- Exercise instructions: Lines in the following data that contain the string "вечер" are to be counted. Report only their number.

- Source data:
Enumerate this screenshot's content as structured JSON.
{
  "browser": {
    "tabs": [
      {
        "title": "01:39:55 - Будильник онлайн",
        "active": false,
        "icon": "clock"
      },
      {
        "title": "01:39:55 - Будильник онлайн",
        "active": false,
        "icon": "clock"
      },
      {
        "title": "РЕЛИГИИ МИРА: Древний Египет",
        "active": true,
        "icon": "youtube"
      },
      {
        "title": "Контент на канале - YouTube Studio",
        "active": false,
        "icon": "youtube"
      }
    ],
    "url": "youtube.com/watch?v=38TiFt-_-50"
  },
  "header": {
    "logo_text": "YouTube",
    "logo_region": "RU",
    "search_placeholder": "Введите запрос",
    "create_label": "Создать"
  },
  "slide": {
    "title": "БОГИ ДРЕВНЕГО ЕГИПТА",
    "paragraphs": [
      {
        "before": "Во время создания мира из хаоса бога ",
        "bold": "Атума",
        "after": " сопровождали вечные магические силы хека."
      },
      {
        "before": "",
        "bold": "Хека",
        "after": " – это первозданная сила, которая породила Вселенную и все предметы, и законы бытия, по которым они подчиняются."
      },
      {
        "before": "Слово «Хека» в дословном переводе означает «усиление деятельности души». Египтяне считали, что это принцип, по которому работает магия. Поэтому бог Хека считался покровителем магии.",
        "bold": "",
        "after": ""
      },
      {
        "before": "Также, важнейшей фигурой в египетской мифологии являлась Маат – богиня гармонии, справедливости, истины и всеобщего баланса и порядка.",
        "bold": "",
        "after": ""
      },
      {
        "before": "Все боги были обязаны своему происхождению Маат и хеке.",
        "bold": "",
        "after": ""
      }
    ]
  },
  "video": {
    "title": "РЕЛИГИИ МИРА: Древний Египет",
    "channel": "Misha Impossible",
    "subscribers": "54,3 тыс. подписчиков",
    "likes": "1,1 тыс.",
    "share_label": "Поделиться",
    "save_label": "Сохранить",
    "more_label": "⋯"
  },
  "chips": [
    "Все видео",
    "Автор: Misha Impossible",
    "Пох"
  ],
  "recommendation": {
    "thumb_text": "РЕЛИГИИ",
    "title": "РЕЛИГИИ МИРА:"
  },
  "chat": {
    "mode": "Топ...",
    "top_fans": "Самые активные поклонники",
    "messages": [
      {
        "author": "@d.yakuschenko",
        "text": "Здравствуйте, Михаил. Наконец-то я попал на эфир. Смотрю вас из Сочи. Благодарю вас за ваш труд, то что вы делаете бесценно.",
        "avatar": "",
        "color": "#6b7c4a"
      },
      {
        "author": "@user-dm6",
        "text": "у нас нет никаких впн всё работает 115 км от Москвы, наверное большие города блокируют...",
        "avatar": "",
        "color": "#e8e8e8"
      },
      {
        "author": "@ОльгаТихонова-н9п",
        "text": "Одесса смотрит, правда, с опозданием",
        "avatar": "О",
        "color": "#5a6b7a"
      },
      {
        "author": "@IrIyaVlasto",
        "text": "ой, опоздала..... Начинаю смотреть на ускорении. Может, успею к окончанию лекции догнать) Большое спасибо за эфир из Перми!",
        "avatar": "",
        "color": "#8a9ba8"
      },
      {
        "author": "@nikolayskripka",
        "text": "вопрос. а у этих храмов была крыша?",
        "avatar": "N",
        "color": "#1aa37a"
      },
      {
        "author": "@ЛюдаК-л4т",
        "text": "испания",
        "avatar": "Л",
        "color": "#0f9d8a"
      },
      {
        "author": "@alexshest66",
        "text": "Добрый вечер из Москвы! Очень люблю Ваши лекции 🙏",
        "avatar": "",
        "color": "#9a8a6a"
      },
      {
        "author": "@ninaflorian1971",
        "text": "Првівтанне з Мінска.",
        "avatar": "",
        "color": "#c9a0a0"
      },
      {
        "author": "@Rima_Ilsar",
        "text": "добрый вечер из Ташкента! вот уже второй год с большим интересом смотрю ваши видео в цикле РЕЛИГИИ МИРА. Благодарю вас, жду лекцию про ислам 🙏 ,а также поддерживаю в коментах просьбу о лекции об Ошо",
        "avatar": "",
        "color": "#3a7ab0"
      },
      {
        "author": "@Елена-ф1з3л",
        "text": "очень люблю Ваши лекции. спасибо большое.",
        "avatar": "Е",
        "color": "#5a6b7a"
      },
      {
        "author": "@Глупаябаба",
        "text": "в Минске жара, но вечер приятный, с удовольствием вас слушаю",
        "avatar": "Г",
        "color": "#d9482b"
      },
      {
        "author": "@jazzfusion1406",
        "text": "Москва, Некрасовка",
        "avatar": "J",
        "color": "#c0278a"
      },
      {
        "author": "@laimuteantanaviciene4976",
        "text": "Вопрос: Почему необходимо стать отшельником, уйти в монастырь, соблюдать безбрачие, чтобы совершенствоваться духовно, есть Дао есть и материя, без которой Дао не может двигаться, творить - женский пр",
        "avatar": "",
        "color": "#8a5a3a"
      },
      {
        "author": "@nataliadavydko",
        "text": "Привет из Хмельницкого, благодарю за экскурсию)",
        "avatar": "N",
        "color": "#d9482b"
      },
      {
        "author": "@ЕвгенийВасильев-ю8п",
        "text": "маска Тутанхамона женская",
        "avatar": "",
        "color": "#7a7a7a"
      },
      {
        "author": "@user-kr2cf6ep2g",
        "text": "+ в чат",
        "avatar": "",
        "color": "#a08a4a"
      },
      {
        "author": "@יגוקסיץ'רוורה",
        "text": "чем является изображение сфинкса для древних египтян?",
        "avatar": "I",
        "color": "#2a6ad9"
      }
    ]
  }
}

- Finished task: 3